News & Our Thinking

Argent in the News

Blaming the Bogeyman

16 November 2021

(St, Louis Post Dispatch)

November 14, 2021 (Dave Nicklaus)

When Panera Bread went private four years ago, longtime CEO Ron Shaich had nothing good to say about the public markets he was leaving behind.

In a series of interview and speeches, he lambasted Wall Street’s fixation on quarterly results and the activist investors who sometimes targeted his company. “Our public markets have become increasingly shortsighted, and indeed hostile, to companies like Panera,” he told the National Press Club in 2019.

Now, Panera is returning to those very same markets. Panera Brands, which also includes the Einstein Bros. Bagels and Caribou Coffee chains, announced Tuesday that it plans to file for an initial public stock offering.

Shaich is no longer with the company, having left in 2019 amid acrimony over three employees he tried to hire for a new venture. The company’s IPO plans raise an interesting question, though: Have the markets changes, or were the complaints about short-termism exaggerated all along?

Radhakrishnan Gopalan, a professor of finance at Washington University’s Olin Business School, believes the latter. “This idea of public markets and short-termism is a bogeyman that companies raise whenever they want to go private.” he said.

Shares do sometimes plummet after a quarterly earnings surprise, but that’s just part of the process of digesting new information. “From the perspective of the CEO, the market may seem to be overreacting to short-term bad news,” Gopalan said. “But research has shown that short-term bad news is often a sign of long-term trouble.”

Going private does bring advantages. Private firms tend to be more nimble, and their owners are often willing to shoulder more debt, which has tax advantages and can magnify returns.

Being publicly traded also has its pluses. Public companies can tap enormous pools of capital and can use their shares to compensate employees or buy other businesses.

For anyone who’s scared of activist investors, the private-equity world is the wrong place to look for refuge. According to one survey, private equity owners replace 58% of CEOs within two years of buying a company.

“If you go private, you have a private equity firm looking over your shoulder and they are more activist than any activist in the public markets,” Gopalan said.

Meanwhile, it’s not hard to find examples of public markets being extremely patient and forward-looking. Amazon and Tesla lost money for years, but investors believe in their visions.

Ken Crawford, senior portfolio manager at Argent Capital Management, doesn’t put too much emphasis on short-term results, and he doesn’t think other investors do either. “Investors realize that short term gains are nice to have, but they give management the benefit of the doubt over the long term,” he said.

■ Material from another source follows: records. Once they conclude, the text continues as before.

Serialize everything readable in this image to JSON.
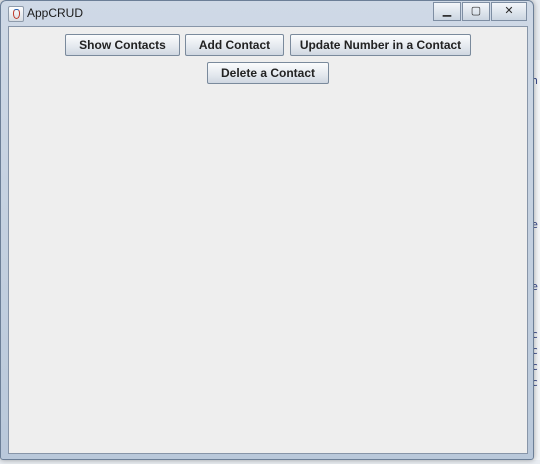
{
  "window": {
    "title": "AppCRUD",
    "controls": {
      "minimize": "▁",
      "maximize": "▢",
      "close": "✕"
    }
  },
  "toolbar": {
    "show_contacts": "Show Contacts",
    "add_contact": "Add Contact",
    "update_number": "Update Number in a Contact",
    "delete_contact": "Delete a Contact"
  },
  "background_fragments": [
    "n",
    "e",
    "e",
    "c",
    "c",
    "c",
    "c"
  ]
}
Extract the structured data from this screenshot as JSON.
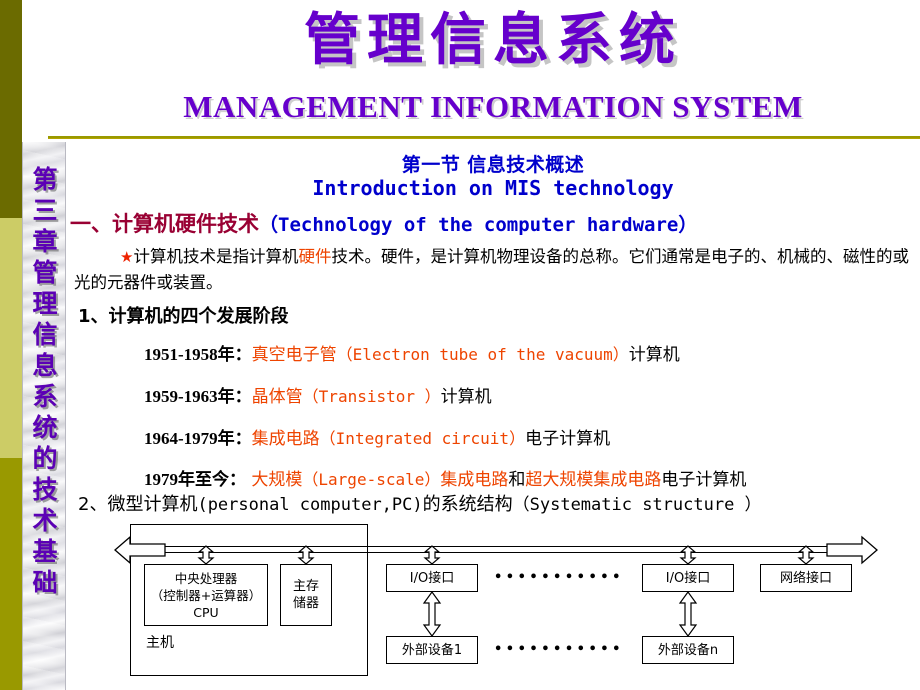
{
  "slide": {
    "title_cn": "管理信息系统",
    "title_en": "MANAGEMENT INFORMATION SYSTEM",
    "sidebar_text": "第三章 管理信息系统的技术基础",
    "accent_color": "#6600cc",
    "rule_color": "#999900",
    "band_colors": [
      "#6b6b00",
      "#cccc66",
      "#999900"
    ]
  },
  "section": {
    "heading_cn": "第一节 信息技术概述",
    "heading_en": "Introduction on MIS technology",
    "heading_color": "#0000cc"
  },
  "topic1": {
    "cn": "一、计算机硬件技术",
    "en": "（Technology of the computer hardware）",
    "cn_color": "#990033",
    "en_color": "#0000cc"
  },
  "paragraph1": {
    "bullet": "★",
    "part1": "计算机技术是指计算机",
    "highlight": "硬件",
    "part2": "技术。硬件，是计算机物理设备的总称。它们通常是电子的、机械的、磁性的或光的元器件或装置。",
    "highlight_color": "#ee4400",
    "bullet_color": "#ee2200"
  },
  "item1": {
    "label": "1、计算机的四个发展阶段",
    "stages": [
      {
        "years": "1951-1958年：",
        "term_cn": "真空电子管",
        "term_en": "（Electron tube of the vacuum）",
        "tail": "计算机"
      },
      {
        "years": "1959-1963年：",
        "term_cn": "晶体管",
        "term_en": "（Transistor ）",
        "tail": "计算机"
      },
      {
        "years": "1964-1979年：",
        "term_cn": "集成电路",
        "term_en": "（Integrated circuit）",
        "tail": "电子计算机"
      },
      {
        "years": "1979年至今：",
        "term_cn": "大规模",
        "term_en": "（Large-scale）",
        "term_cn2": "集成电路",
        "conj": "和",
        "term_cn3": "超大规模集成电路",
        "tail": "电子计算机"
      }
    ],
    "stage_term_color": "#ee4400"
  },
  "item2": {
    "prefix": "2、微型计算机",
    "mono1": "(personal computer,PC)",
    "middle": "的系统结构",
    "mono2": "（Systematic structure ）"
  },
  "diagram": {
    "host_label": "主机",
    "cpu": [
      "中央处理器",
      "（控制器+运算器）",
      "CPU"
    ],
    "memory": [
      "主存",
      "储器"
    ],
    "io_interface_1": "I/O接口",
    "io_interface_n": "I/O接口",
    "network_interface": "网络接口",
    "external_device_1": "外部设备1",
    "external_device_n": "外部设备n",
    "ellipsis": "•••••••••••",
    "line_color": "#000000"
  }
}
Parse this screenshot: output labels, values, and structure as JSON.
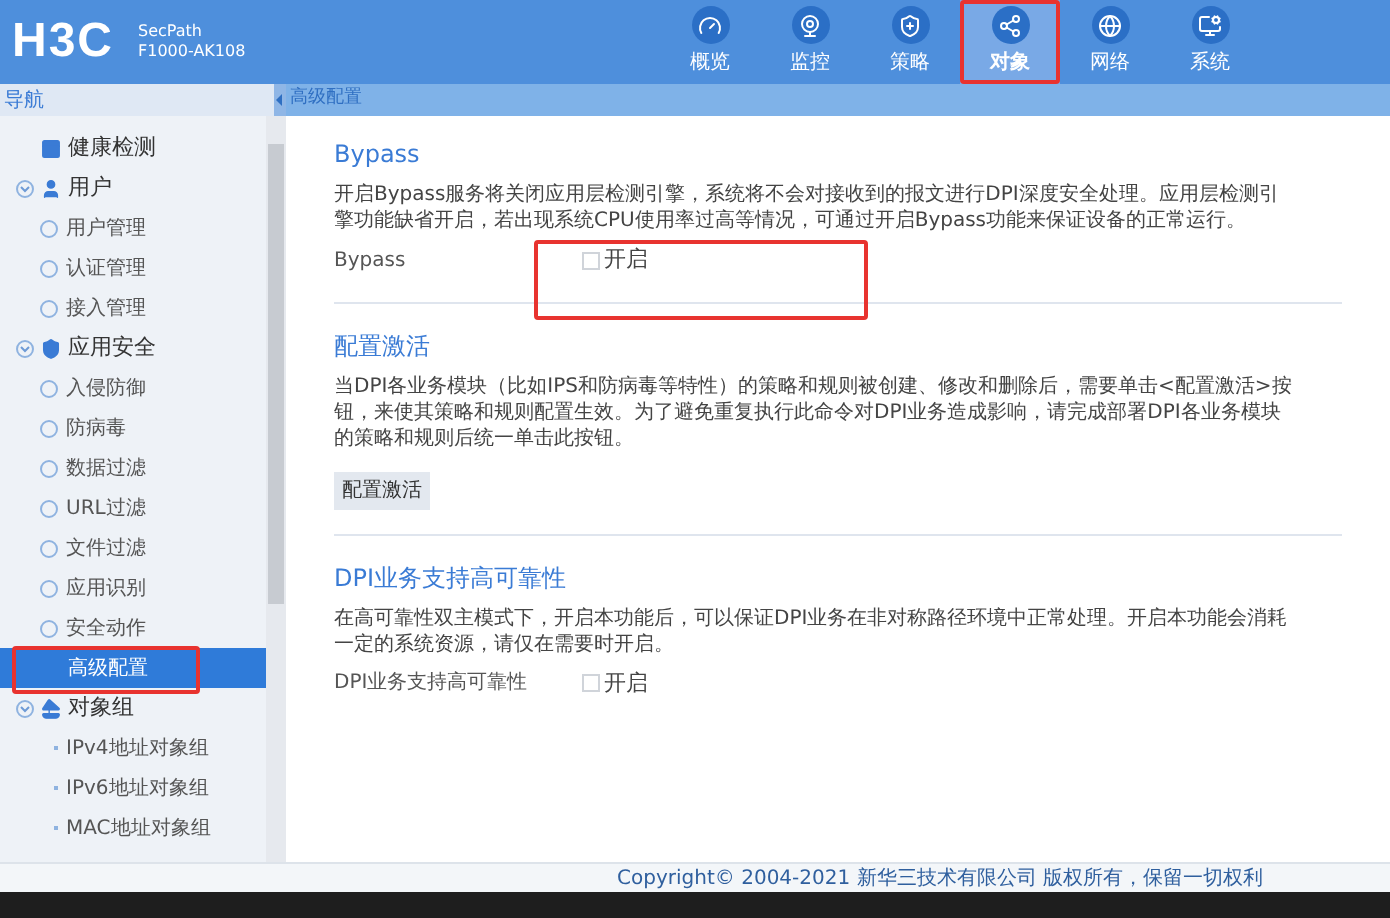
{
  "brand": {
    "logo": "H3C",
    "product_line": "SecPath",
    "model": "F1000-AK108"
  },
  "nav_tabs": [
    {
      "label": "概览",
      "selected": false
    },
    {
      "label": "监控",
      "selected": false
    },
    {
      "label": "策略",
      "selected": false
    },
    {
      "label": "对象",
      "selected": true
    },
    {
      "label": "网络",
      "selected": false
    },
    {
      "label": "系统",
      "selected": false
    }
  ],
  "sidebar": {
    "title": "导航",
    "items": [
      {
        "label": "健康检测",
        "selected": false
      },
      {
        "label": "用户",
        "expanded": true,
        "selected": false,
        "children": [
          {
            "label": "用户管理",
            "selected": false
          },
          {
            "label": "认证管理",
            "selected": false
          },
          {
            "label": "接入管理",
            "selected": false
          }
        ]
      },
      {
        "label": "应用安全",
        "expanded": true,
        "selected": false,
        "children": [
          {
            "label": "入侵防御",
            "selected": false
          },
          {
            "label": "防病毒",
            "selected": false
          },
          {
            "label": "数据过滤",
            "selected": false
          },
          {
            "label": "URL过滤",
            "selected": false
          },
          {
            "label": "文件过滤",
            "selected": false
          },
          {
            "label": "应用识别",
            "selected": false
          },
          {
            "label": "安全动作",
            "selected": false
          },
          {
            "label": "高级配置",
            "selected": true
          }
        ]
      },
      {
        "label": "对象组",
        "expanded": true,
        "selected": false,
        "children": [
          {
            "label": "IPv4地址对象组",
            "selected": false
          },
          {
            "label": "IPv6地址对象组",
            "selected": false
          },
          {
            "label": "MAC地址对象组",
            "selected": false
          }
        ]
      }
    ]
  },
  "breadcrumb": "高级配置",
  "sections": [
    {
      "title": "Bypass",
      "description": "开启Bypass服务将关闭应用层检测引擎，系统将不会对接收到的报文进行DPI深度安全处理。应用层检测引擎功能缺省开启，若出现系统CPU使用率过高等情况，可通过开启Bypass功能来保证设备的正常运行。",
      "kind": "checkbox",
      "field_label": "Bypass",
      "option": "开启",
      "checked": false
    },
    {
      "title": "配置激活",
      "description": "当DPI各业务模块（比如IPS和防病毒等特性）的策略和规则被创建、修改和删除后，需要单击<配置激活>按钮，来使其策略和规则配置生效。为了避免重复执行此命令对DPI业务造成影响，请完成部署DPI各业务模块的策略和规则后统一单击此按钮。",
      "kind": "button",
      "button": "配置激活"
    },
    {
      "title": "DPI业务支持高可靠性",
      "description": "在高可靠性双主模式下，开启本功能后，可以保证DPI业务在非对称路径环境中正常处理。开启本功能会消耗一定的系统资源，请仅在需要时开启。",
      "kind": "checkbox",
      "field_label": "DPI业务支持高可靠性",
      "option": "开启",
      "checked": false
    }
  ],
  "footer": "Copyright© 2004-2021 新华三技术有限公司 版权所有，保留一切权利"
}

The largest owners of public companies these days tend to be index funds, which are the ultimate buy-and-hold investors. Private buyers don’t necessarily have such a long-time horizon.

“They might not be quarter-to-quarter focused, but most private equity funds are looking to sell to another buyer, or go public, in three to five years,” said Richard Ryffel, director of wealth management at Clayton-based First Bank.

As it happens, that’s exactly how long JAB Holding, a Luxembourg company controlled by Germany’s Reimann family, kept Panera private.

Shaich was targeted by activist investors a couple of times, but he fought them off and delivered investors a 9,000% return over 18 years. The public markets provided the capital for Panera to grow from fewer than 100 bakery cafes to 2,000 and the company was worth $7.5 billion when JAB bought it.

Those are pretty good results for someone operating allegedly hostile territory.